Quebec On Crime Legislation: Harper Government Tough On Democracy, Not Crime
QUEBEC - The Quebec government derided the Harper Conservatives for fast-tracking crime legislation Thursday that is bitterly opposed by several provinces as costly and counter-productive.
"This isn't a tough-on-crime measure we're seeing today — it's a tough-on-democracy measure," Quebec Justice Minister Jean-Marc Fournier told reporters.
"Quebec offered its collaboration, the federal government rejected it. Quebec provided 40 years of experience and know-how, the federal government commissioned a poll.
"Quebec proved that Bill C-10 encourages repeat offences and more victims, the federal government doesn't want to hear it."
Fournier said the Tories' decision to invoke closure and ram Bill C-10 through the House of Commons was both unexpected and inappropriate.
He said he will now study all measures available so that Quebec can maintain its own approach to crime-fighting.
Several provinces have complained that the tougher prison sentences in the bill will do more to increase provincial incarceration costs — without actually reducing crime.
The sprawling legislation adds mandatory minimum sentences for a variety of crimes, increases maximum sentences, opens the door to adult punishment for youth convicted of violent crimes, toughens drug laws, and makes it easier for the federal government to reject the transfer of a Canadian citizen back to Canada after committing a crime abroad.
The Harper government responded to Fournier's scathing criticism in a three-page letter from Justice Minister Rob Nicholson Thursday which focused on Quebec's concerns with the way young criminals would be treated.
In it, Nicholson thanked Fournier for input, recognized Quebec's "successful approach to youth justice" and assured the Quebec minister that the principles of rehabilitation and reintegration of young people would continue to be the basis of the youth justice system under the new federal bill.
Nicholson said tougher and longer sentences were "necessary to protect society from violent and dangerous offenders," and that "rehabilitation plays an important part in the sentencing process."
"Prematurely returning an offender to the environment that led to the behaviour in the first place is not in the best interests of the offender or of society," he wrote.
Nicholson also pointed out that the Harper government had modified the bill in certain areas after listening to concerns raised by Fournier in March and increased support payments to provinces.
"We will continue to fulfil our promise to Canadians to protect our families and communities by cracking down on crime," Nicholson wrote. "I am convinced that the people of Quebec would want their provincial government to pursue a similar goal."
Meanwhile, in Ottawa, the NDP and the Liberals also decried the time limitation on debate of C-10.

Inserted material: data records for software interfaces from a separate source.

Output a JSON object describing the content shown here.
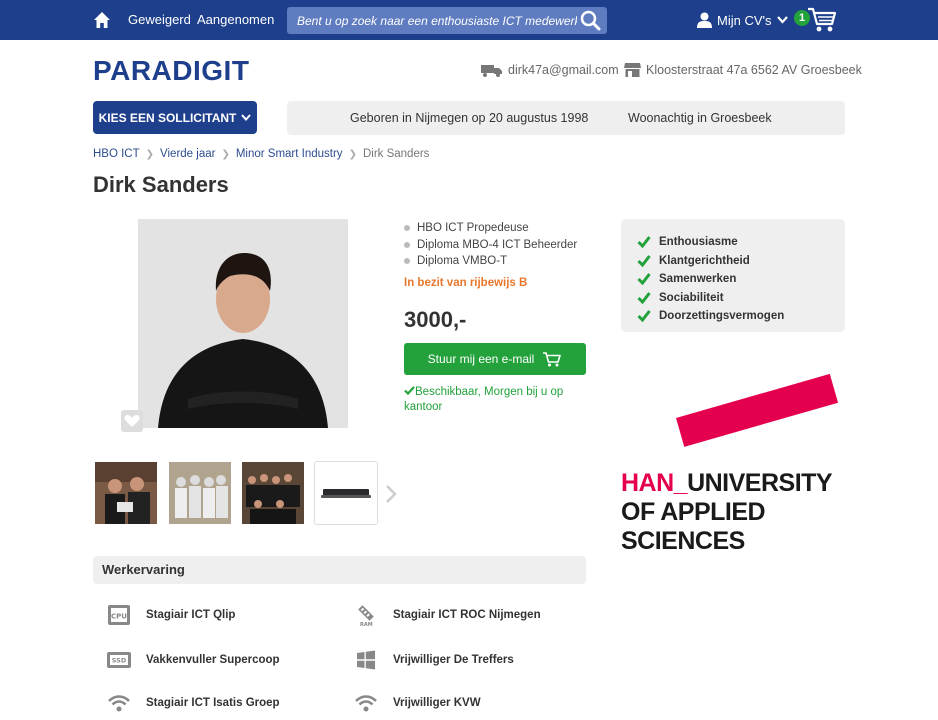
{
  "topbar": {
    "home_icon": "home-icon",
    "links": [
      "Geweigerd",
      "Aangenomen"
    ],
    "search_placeholder": "Bent u op zoek naar een enthousiaste ICT medewerker?",
    "mycv_label": "Mijn CV's",
    "cart_count": "1"
  },
  "brand": {
    "logo": "PARADIGIT",
    "email": "dirk47a@gmail.com",
    "address": "Kloosterstraat 47a 6562 AV Groesbeek"
  },
  "kies_button": "KIES EEN SOLLICITANT",
  "infobar": {
    "born": "Geboren in Nijmegen op 20 augustus 1998",
    "lives": "Woonachtig in Groesbeek"
  },
  "breadcrumb": [
    "HBO ICT",
    "Vierde jaar",
    "Minor Smart Industry",
    "Dirk Sanders"
  ],
  "candidate": {
    "name": "Dirk Sanders",
    "qualifications": [
      "HBO ICT Propedeuse",
      "Diploma MBO-4 ICT Beheerder",
      "Diploma VMBO-T"
    ],
    "license": "In bezit van rijbewijs B",
    "price": "3000,-",
    "mail_button": "Stuur mij een e-mail",
    "availability": "Beschikbaar, Morgen bij u op kantoor"
  },
  "traits": [
    "Enthousiasme",
    "Klantgerichtheid",
    "Samenwerken",
    "Sociabiliteit",
    "Doorzettingsvermogen"
  ],
  "han_logo": {
    "line1_red": "HAN_",
    "line1_rest": "UNIVERSITY",
    "line2": "OF APPLIED SCIENCES"
  },
  "werkervaring": {
    "title": "Werkervaring",
    "jobs": [
      {
        "label": "Stagiair ICT Qlip",
        "icon": "cpu-icon"
      },
      {
        "label": "Stagiair ICT ROC Nijmegen",
        "icon": "ram-icon"
      },
      {
        "label": "Vakkenvuller Supercoop",
        "icon": "ssd-icon"
      },
      {
        "label": "Vrijwilliger De Treffers",
        "icon": "windows-icon"
      },
      {
        "label": "Stagiair ICT Isatis Groep",
        "icon": "wifi-icon"
      },
      {
        "label": "Vrijwilliger KVW",
        "icon": "wifi-icon"
      }
    ]
  },
  "colors": {
    "brand_blue": "#1e3f8c",
    "green": "#23a23b",
    "orange": "#e8772e",
    "han_red": "#e5004f"
  }
}
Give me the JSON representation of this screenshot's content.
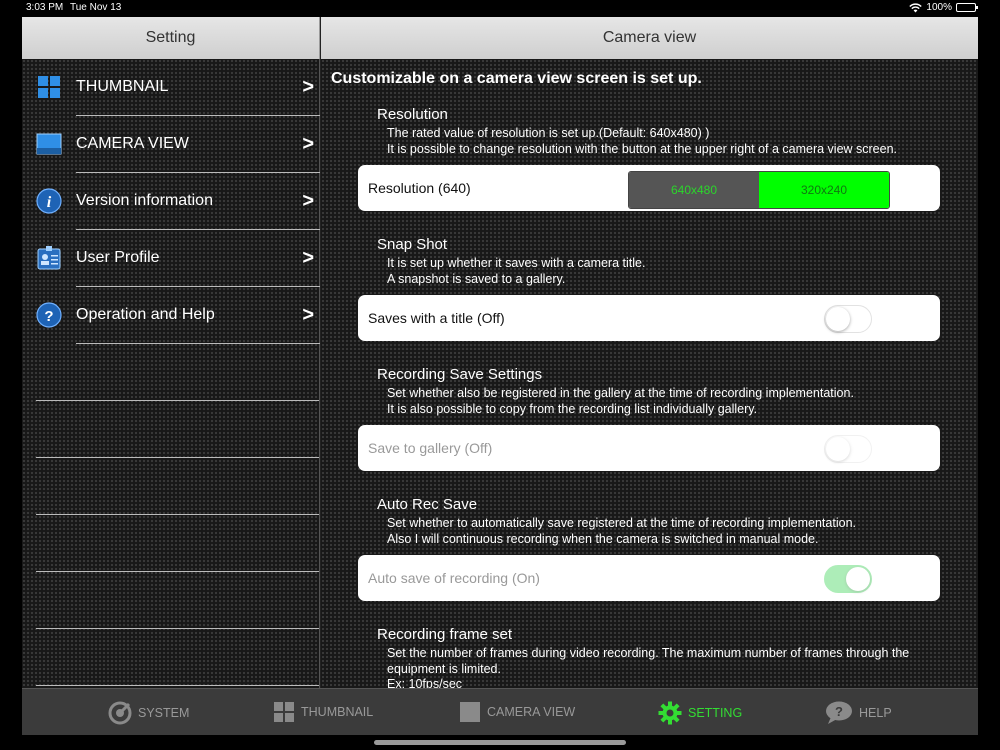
{
  "status": {
    "time": "3:03 PM",
    "date": "Tue Nov 13",
    "battery": "100%"
  },
  "header": {
    "left_title": "Setting",
    "right_title": "Camera view"
  },
  "sidebar": {
    "items": [
      {
        "label": "THUMBNAIL",
        "icon": "thumbnail-grid-icon",
        "chevron": ">"
      },
      {
        "label": "CAMERA VIEW",
        "icon": "camera-view-icon",
        "chevron": ">"
      },
      {
        "label": "Version information",
        "icon": "info-icon",
        "chevron": ">"
      },
      {
        "label": "User Profile",
        "icon": "user-profile-icon",
        "chevron": ">"
      },
      {
        "label": "Operation and Help",
        "icon": "help-icon",
        "chevron": ">"
      }
    ]
  },
  "content": {
    "headline": "Customizable on a camera view screen is set up.",
    "resolution": {
      "title": "Resolution",
      "desc1": "The rated value of resolution is set up.(Default: 640x480) )",
      "desc2": "It is possible to change resolution with the button at the upper right of a camera view screen.",
      "label": "Resolution (640)",
      "options": [
        "640x480",
        "320x240"
      ],
      "selected": "320x240"
    },
    "snapshot": {
      "title": "Snap Shot",
      "desc1": "It is set up whether it saves with a camera title.",
      "desc2": "A snapshot is saved to a gallery.",
      "label": "Saves with a title (Off)",
      "on": false
    },
    "recording": {
      "title": "Recording Save Settings",
      "desc1": "Set whether also be registered in the gallery at the time of recording implementation.",
      "desc2": "It is also possible to copy from the recording list individually gallery.",
      "label": "Save to gallery (Off)",
      "on": false
    },
    "autorec": {
      "title": "Auto Rec Save",
      "desc1": "Set whether to automatically save registered at the time of recording implementation.",
      "desc2": "Also I will continuous recording when the camera is switched in manual mode.",
      "label": "Auto save of recording (On)",
      "on": true
    },
    "frameset": {
      "title": "Recording frame set",
      "desc1": "Set the number of frames during video recording. The maximum number of frames through the equipment is limited.",
      "desc2": "Ex: 10fps/sec"
    }
  },
  "tabbar": {
    "tabs": [
      {
        "label": "SYSTEM",
        "icon": "system-icon",
        "active": false
      },
      {
        "label": "THUMBNAIL",
        "icon": "thumbnail-icon",
        "active": false
      },
      {
        "label": "CAMERA VIEW",
        "icon": "camera-view-icon",
        "active": false
      },
      {
        "label": "SETTING",
        "icon": "gear-icon",
        "active": true
      },
      {
        "label": "HELP",
        "icon": "help-bubble-icon",
        "active": false
      }
    ]
  },
  "colors": {
    "accent_green": "#33dd33",
    "segment_on": "#00ff00",
    "toggle_on": "#4cd964"
  }
}
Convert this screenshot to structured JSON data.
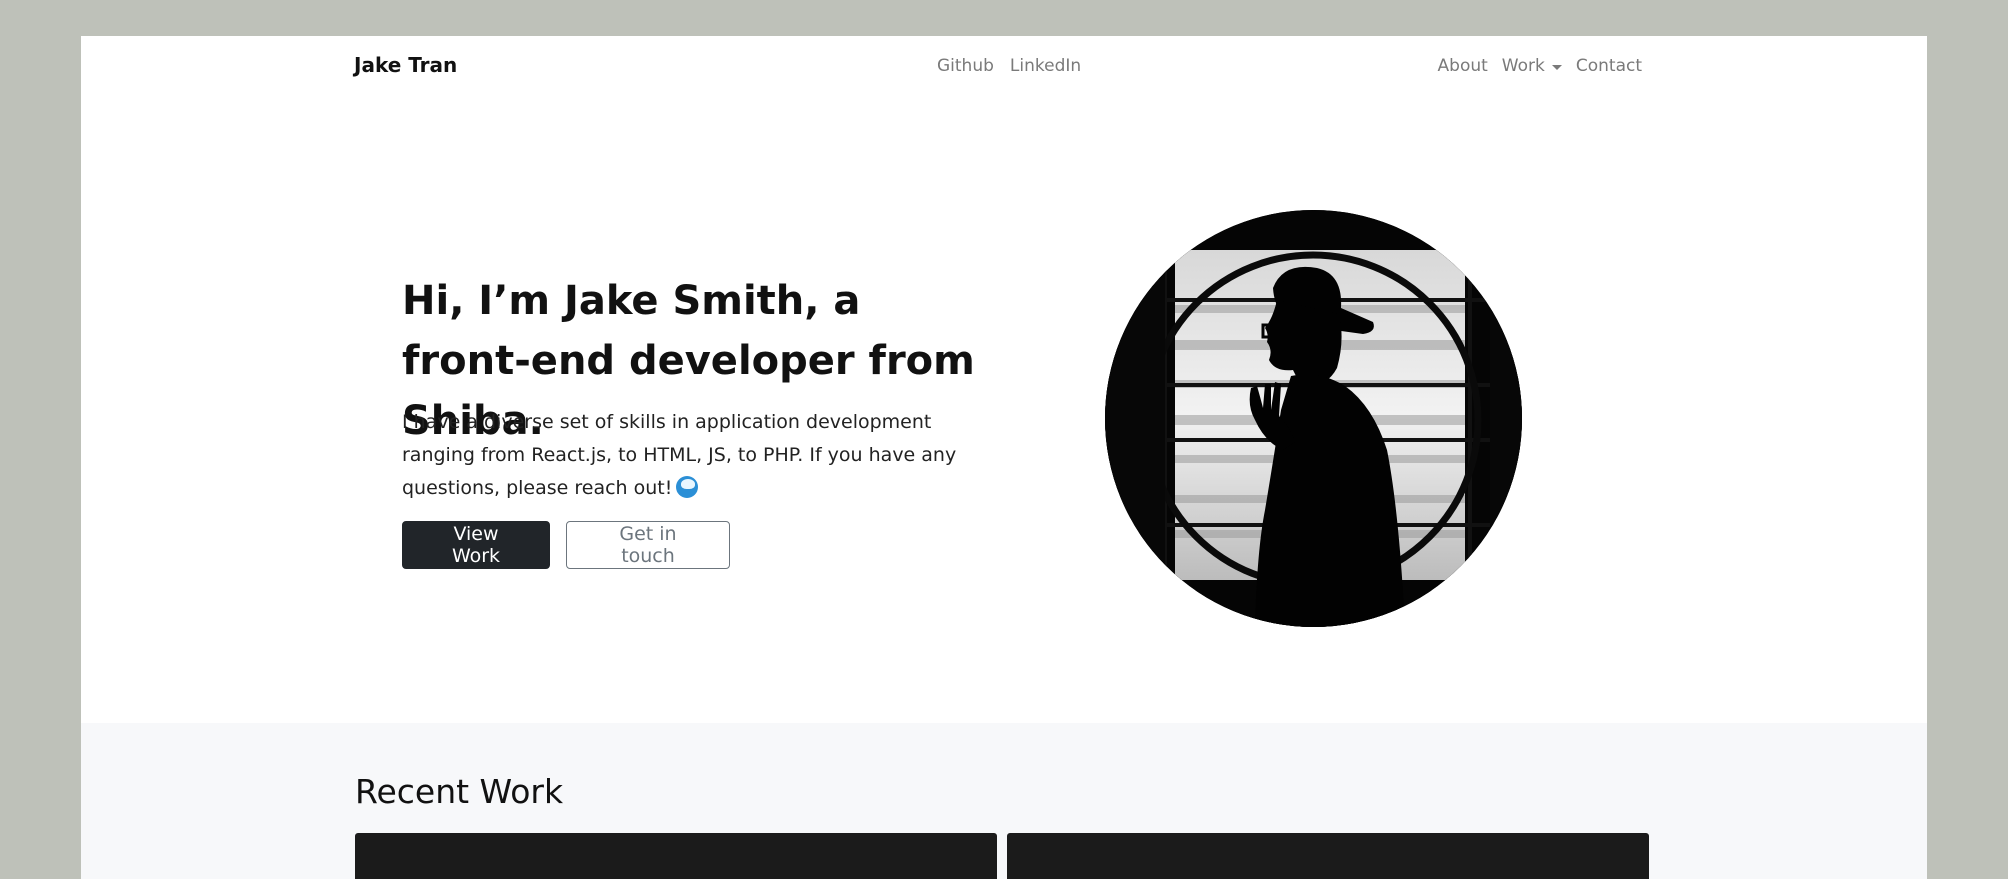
{
  "nav": {
    "brand": "Jake Tran",
    "center_links": [
      "Github",
      "LinkedIn"
    ],
    "right_links": {
      "about": "About",
      "work": "Work",
      "contact": "Contact"
    }
  },
  "hero": {
    "title": "Hi, I’m Jake Smith, a front-end developer from Shiba.",
    "text": "I have a diverse set of skills in application development ranging from React.js, to HTML, JS, to PHP. If you have any questions, please reach out!",
    "emoji_icon": "water-wave-icon",
    "primary_button": "View Work",
    "secondary_button": "Get in touch",
    "portrait_icon": "silhouette-portrait"
  },
  "recent_work": {
    "title": "Recent Work",
    "cards": [
      "work-card-1",
      "work-card-2"
    ]
  },
  "colors": {
    "outer_background": "#bec1b9",
    "page_background": "#ffffff",
    "section_background": "#f7f8fa",
    "primary_button": "#212529",
    "muted_text": "#6c757d",
    "card_background": "#1b1b1b"
  }
}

Interim Liberal leader Bob Rae acknowledged that his party would also invoke closure on debate when it was in power, but not with the same frequency.
"I think, it's at least now eight time allocation motions in the House of Commons, sometimes coming as soon as two hours after the beginning of a debate," Rae told reporters after question period.
"So you know, every government around the world eventually resorts to some kind of time allocation. The issue is how do you do it? How often do you do it? And how abusive are you in your use of it?
"I think this – I think this government comes pretty close to being abusive in its use of time allocation."
Said NDP Justice critic Jack Harris: "What are the Conservatives afraid of? There are 208 clauses to review thoroughly, as well as hundreds of amendments. These Conservative antics are going to prevent us from doing our job."
Quebec has been involved in several policy skirmishes with the Harper Conservatives, especially on the subject of criminal justice.
Quebec says it can't understand why, with some of the lowest crime rates in the country, its own lenient approach would be ignored in favour of expensive policies that have failed elsewhere.
Meanwhile, the provincial opposition, the Parti Quebecois, argued Thursday that if Quebec were independent it would be able to draft its own crime policy.
"This is a clear illustration — yet another illustration but a very, very serious illustration — of the major dysfunction that the Canadian federation can cause," said PQ justice critic Veronique Hivon.
"If we had full power over our own criminal justice policy, we wouldn't be here today."
Another provincial cabinet minister was in Ottawa pleading Thursday for the federal government to let Quebec keep data from the soon-to-be-destroyed long-gun registry.
The federal government once again rejected the province's request.